Interest is only picking up, too: “There are more people that have started big data projects in the past six months than have big big data projects running [in production],” Trajman said.
It’s probably not accurate to call companies such as Cloudera, Hortonworks and MapR startups anymore, and we might start to see signs of this shift in personnel moves. Here’s how big they are and expect to become:
* Cloudera: More than 300 employees globally and growing, especially in the sales department.
* Hortonworks: 145 employees as of late October and hiring a person per day, on average, through the end of 2012.
* MapR: More than 125 employees, mostly in technical and engineering positions; starting to build sales team and looks to more than double headcount in 2013.
While Cloudera and Hortonworks, for example, are still young, nimble and agile enough to lure a fair amount of talent from now-officially large enterprises such as VMware, their employees who joined on early and really love the startup life might not stick around.

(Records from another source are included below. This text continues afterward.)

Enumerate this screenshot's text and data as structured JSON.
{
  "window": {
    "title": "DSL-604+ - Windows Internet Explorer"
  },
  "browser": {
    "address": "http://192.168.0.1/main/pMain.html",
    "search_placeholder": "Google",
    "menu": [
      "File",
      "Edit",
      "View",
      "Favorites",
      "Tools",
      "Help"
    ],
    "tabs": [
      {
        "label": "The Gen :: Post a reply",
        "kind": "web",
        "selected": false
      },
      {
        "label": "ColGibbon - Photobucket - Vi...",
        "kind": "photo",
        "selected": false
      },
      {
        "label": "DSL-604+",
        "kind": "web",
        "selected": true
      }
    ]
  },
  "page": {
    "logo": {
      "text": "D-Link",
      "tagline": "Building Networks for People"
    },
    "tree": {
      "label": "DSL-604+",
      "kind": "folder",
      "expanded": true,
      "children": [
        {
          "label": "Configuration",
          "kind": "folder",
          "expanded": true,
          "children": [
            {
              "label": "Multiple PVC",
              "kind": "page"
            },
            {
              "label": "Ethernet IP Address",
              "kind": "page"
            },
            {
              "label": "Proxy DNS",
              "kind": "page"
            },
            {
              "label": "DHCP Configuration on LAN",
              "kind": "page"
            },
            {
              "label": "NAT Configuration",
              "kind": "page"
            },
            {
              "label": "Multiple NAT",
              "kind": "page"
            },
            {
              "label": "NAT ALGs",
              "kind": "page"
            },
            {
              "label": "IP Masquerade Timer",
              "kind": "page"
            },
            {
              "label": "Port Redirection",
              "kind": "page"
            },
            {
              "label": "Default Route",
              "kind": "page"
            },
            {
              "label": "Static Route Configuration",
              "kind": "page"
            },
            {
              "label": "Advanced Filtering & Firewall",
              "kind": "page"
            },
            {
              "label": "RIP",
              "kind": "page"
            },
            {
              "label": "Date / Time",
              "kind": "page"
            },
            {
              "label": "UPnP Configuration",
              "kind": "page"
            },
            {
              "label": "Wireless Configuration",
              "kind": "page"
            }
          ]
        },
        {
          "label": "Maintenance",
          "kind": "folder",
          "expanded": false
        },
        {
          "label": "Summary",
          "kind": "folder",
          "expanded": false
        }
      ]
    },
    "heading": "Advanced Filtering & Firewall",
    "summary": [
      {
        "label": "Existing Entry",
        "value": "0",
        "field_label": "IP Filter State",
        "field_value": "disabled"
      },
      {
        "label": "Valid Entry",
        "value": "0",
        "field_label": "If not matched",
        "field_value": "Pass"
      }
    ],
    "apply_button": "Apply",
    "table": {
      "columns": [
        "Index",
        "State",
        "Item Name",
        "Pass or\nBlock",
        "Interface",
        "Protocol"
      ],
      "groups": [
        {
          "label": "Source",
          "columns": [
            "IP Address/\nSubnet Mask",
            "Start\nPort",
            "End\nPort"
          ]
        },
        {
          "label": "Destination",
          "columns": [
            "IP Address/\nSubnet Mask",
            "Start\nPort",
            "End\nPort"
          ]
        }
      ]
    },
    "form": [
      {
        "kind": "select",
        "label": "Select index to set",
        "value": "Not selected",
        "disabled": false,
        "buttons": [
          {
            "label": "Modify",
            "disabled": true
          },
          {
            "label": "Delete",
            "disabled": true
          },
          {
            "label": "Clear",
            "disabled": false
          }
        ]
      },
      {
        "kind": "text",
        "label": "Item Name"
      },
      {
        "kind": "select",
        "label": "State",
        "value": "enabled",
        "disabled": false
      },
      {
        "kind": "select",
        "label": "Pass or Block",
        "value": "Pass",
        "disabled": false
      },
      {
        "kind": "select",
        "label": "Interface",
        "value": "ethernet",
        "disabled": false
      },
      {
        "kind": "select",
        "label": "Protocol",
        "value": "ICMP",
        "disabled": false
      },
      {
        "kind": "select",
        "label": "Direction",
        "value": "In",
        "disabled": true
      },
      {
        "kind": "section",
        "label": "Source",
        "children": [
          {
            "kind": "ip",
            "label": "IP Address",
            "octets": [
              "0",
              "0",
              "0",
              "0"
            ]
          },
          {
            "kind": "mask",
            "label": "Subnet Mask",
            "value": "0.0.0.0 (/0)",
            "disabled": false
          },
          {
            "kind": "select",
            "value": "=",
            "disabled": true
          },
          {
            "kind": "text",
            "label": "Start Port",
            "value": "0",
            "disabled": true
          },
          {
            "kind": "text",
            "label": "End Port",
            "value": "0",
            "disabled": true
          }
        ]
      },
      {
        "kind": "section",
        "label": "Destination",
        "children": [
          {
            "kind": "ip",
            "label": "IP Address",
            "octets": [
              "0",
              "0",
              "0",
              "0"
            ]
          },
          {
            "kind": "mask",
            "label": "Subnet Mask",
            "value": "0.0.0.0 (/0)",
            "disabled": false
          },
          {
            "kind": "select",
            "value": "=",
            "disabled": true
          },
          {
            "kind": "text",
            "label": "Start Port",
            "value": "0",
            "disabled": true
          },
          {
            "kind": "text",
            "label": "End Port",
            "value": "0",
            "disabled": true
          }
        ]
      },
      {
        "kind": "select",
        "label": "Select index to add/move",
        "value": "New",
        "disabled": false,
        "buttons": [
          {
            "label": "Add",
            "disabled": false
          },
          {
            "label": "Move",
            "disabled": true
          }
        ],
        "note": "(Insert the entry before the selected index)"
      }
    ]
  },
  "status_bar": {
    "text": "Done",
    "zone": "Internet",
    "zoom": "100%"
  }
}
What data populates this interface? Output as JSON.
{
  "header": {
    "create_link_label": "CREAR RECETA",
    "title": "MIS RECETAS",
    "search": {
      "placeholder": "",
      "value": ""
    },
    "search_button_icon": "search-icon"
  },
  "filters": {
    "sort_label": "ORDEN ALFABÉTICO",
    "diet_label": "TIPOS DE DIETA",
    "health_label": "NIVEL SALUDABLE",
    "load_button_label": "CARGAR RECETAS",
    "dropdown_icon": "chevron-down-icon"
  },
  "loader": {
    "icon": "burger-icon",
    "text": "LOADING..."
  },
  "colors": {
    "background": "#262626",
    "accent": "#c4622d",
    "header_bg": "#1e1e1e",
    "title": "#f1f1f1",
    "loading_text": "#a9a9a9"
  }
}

Trajman’s new home, WibiData, is a fine example of this. It was launched last year by former Cloudera employees Christophe Bisciglia (who actually co-founded Cloudera) and Aaron Kimball to help companies build behavioral-analysis applications on top of Hadoop.
(Maybe there’s a Cloudera mafia shaping up: WibiData’s officemates — MemCachier and Thanx — both count former Cloudera employees as key members or founders of their teams, as does HBase-centric startup Drawn to Scale.)
Trajman, who was one of the first couple dozen employees at Cloudera (and who previously joined Vertica at around the same stage in its growth) told me he likes the rush of getting in the the ground level of new technologies and helping companies do something really new. While he enjoyed establishing and implementing some the the core foundational use cases for Hadoop (e.g., ETL and data exploration) with Cloudera’s early customers, that’s still much of what Cloudera provides to customers because it’s so difficult to build higher-level and higher-value applications at the infrastructural level where Cloudera operates.
“For me, it was very personal in terms of the impact I wanted to have,” Trajman said. At WibiData, he can help users who have the infrastructure part resolved and now want to develop applications that make data analysis a core part of their businesses. Where there’s a focus on innovation, he said, that’s where the innovators go.
This isn’t a bad thing, it’s just a side effect of growth — and when employees stay and innovate in the Hadoop space, it just creates a bigger pie for everyone to share.
Feature image courtesy of Shutterstock user GuskovaNatalia.